Chinese smartphone sales dropped 8 per cent in the third quarter of 2018 compared to the same period a year earlier, according to Counterpoint Research.
Canalys, another research company, estimated an even steeper decline of around 15 per cent in the same quarter. Last month, iPhone maker Apple issued its first revenue warning in nearly 12 years, citing weak Chinese demand.
Car sales, a key indicator for Chinese consumption, also dropped last year for the first time in almost 30 years.
“Considering the deterioration of corporate profitability, the downward pressure on the real estate market, still uncertain external demand, and the decline in the growth rate of new service industries, pressure on employment in many industries this year cannot be ruled out, “the CICC analysts said.
Nomura analysts said current stimulus measures will not be sufficient and the government will need to do more to prevent a rapid deterioration in the economy.
“We believe Beijing will further ramp up its stimulus measures, although it currently seems reluctant to ease tightening measure in the property sector, leaving almost the entire onus on infrastructure investment. We believe deregulating the property markets in big cities is the key to unlocking a growth recovery,” said analysts from Nomura.
JP Morgan’s analysts forecast a significant value added tax cut, fiscal subsidies on home appliance and auto purchases as well as an expansion in government’s budget deficit target to be announced in the coming months to boost spending along with monetary policy moves to support lending, such as another bank reserve ratio cut early in the second quarter.

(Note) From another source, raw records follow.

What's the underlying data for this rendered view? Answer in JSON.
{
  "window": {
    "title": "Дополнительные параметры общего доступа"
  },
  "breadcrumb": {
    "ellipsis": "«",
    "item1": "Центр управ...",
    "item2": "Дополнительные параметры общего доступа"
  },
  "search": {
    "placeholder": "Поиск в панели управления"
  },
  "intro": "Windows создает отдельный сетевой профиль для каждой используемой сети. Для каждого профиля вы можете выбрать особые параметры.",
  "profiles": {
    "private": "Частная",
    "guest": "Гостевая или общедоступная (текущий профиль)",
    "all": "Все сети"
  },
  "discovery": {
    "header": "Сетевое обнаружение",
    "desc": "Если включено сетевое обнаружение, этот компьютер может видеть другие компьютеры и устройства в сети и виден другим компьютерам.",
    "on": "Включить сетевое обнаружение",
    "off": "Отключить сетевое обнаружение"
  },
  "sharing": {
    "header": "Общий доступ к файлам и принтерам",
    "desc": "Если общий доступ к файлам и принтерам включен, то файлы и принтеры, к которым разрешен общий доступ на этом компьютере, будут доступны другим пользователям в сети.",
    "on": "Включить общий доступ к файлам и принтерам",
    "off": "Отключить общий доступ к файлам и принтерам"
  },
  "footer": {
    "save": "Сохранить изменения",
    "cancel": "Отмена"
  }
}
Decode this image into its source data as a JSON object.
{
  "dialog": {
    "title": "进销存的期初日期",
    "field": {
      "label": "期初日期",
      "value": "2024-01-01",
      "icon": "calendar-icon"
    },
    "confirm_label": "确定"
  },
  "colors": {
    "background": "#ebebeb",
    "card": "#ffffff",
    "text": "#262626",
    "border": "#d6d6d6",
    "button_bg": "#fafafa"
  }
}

Given the continued headwinds created by the government campaign to reduce debt and risky lending in the economy, as well as the trade war with the United States, the government reportedly will set a growth target range of between 6 and 6.5 per cent for this year.
The growth target range will be released publicly at the National People’s Congress in early March.
Source: South China Morning Post